►

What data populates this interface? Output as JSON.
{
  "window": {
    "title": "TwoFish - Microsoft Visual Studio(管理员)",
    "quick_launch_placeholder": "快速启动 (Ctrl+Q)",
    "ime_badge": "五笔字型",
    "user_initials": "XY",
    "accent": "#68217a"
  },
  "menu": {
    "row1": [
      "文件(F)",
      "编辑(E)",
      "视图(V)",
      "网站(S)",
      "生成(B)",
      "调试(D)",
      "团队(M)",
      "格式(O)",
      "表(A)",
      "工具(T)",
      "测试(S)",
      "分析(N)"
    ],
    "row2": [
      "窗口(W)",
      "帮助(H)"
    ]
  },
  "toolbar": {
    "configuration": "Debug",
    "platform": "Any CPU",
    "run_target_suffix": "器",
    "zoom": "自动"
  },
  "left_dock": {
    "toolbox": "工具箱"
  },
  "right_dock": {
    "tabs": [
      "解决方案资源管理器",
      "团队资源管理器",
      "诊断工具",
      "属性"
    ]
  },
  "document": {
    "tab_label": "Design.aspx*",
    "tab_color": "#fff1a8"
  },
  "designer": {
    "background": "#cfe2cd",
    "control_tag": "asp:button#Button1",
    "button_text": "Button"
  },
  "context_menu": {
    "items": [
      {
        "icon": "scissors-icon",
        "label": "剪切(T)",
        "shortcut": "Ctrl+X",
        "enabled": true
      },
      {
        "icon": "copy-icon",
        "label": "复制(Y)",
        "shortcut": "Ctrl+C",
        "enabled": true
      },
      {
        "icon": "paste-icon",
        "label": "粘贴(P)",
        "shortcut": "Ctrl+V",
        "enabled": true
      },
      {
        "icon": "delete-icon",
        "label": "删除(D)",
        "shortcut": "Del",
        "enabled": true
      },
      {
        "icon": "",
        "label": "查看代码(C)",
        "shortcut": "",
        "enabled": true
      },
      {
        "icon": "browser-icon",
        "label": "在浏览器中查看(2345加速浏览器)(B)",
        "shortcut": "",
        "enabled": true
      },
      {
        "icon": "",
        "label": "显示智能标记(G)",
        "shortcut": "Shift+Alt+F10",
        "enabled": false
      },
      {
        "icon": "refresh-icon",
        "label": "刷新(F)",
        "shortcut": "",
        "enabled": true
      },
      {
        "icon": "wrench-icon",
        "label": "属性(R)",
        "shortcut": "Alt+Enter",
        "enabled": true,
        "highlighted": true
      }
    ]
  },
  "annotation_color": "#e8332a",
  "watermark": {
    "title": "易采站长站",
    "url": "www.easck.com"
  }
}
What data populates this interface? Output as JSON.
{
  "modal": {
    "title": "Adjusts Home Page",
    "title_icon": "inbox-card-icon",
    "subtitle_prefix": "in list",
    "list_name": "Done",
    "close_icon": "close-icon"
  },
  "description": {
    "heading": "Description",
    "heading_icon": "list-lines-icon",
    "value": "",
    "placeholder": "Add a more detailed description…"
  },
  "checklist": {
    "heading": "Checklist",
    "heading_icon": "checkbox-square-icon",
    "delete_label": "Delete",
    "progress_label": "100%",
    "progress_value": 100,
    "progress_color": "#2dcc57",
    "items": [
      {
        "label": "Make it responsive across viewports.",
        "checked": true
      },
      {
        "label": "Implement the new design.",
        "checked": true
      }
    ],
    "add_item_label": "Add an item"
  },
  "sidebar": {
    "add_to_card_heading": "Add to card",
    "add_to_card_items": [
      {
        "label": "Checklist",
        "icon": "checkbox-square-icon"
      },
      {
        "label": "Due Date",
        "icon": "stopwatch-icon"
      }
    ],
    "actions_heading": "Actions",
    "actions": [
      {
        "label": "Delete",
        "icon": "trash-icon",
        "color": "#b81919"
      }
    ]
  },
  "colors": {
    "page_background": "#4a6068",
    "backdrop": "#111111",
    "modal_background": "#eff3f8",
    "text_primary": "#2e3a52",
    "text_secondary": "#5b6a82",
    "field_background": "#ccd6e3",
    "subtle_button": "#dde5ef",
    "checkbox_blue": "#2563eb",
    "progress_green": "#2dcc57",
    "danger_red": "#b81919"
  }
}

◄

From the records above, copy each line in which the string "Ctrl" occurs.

### Reply
    "quick_launch_placeholder": "快速启动 (Ctrl+Q)",
        "shortcut": "Ctrl+X",
        "shortcut": "Ctrl+C",
        "shortcut": "Ctrl+V",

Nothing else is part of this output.